Then, you start searching the internet and find out this is a real problem that people have been struggling with for a while, and apparently, you can solve it by installing Apache.
Now, don’t get me wrong, I have nothing against Apache, though I haven’t used it in a while, I use to use it quite exclusively.
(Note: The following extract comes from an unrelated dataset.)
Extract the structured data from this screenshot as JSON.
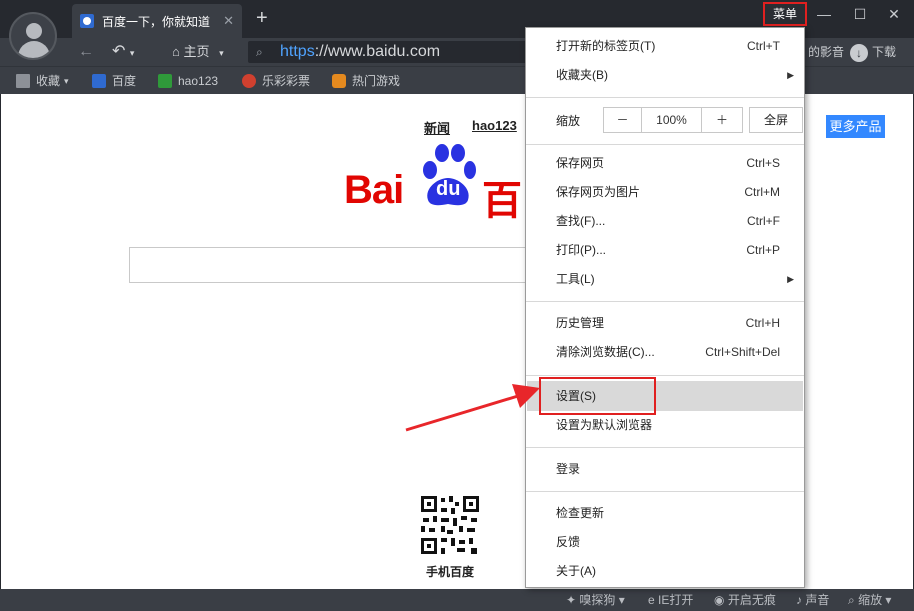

For this installation, however, I didn’t feel like attempting to get that work, and wondered if it would be just as possible with IIS - which was already installed.
I finally figured out the secret recipe for getting it to work, and it goes a little something like this:
- Configure Jenkins to run on whatever port you like - I left it at the default 8080
- Install IIS
- Install the IIS URL Rewrite module
- Install the IIS Application Request Routing module
- Create a ‘dummy’ website in IIS that is bound to port 80
- Add a ‘Reverse Proxy Inbound Rule’ to the dummy website that rewrites the requests from port 80 to port 8080 (on the same machine)
- Step 6 is a little more involved than the others, so, screenshots!
If all is successful, you should be able to hit the ‘website’ running on port 80 of your server, and silently be directed to Jenkins on port 8080 without even noticing it.
If you run into any issues, or have any feedback, please leave a comment below!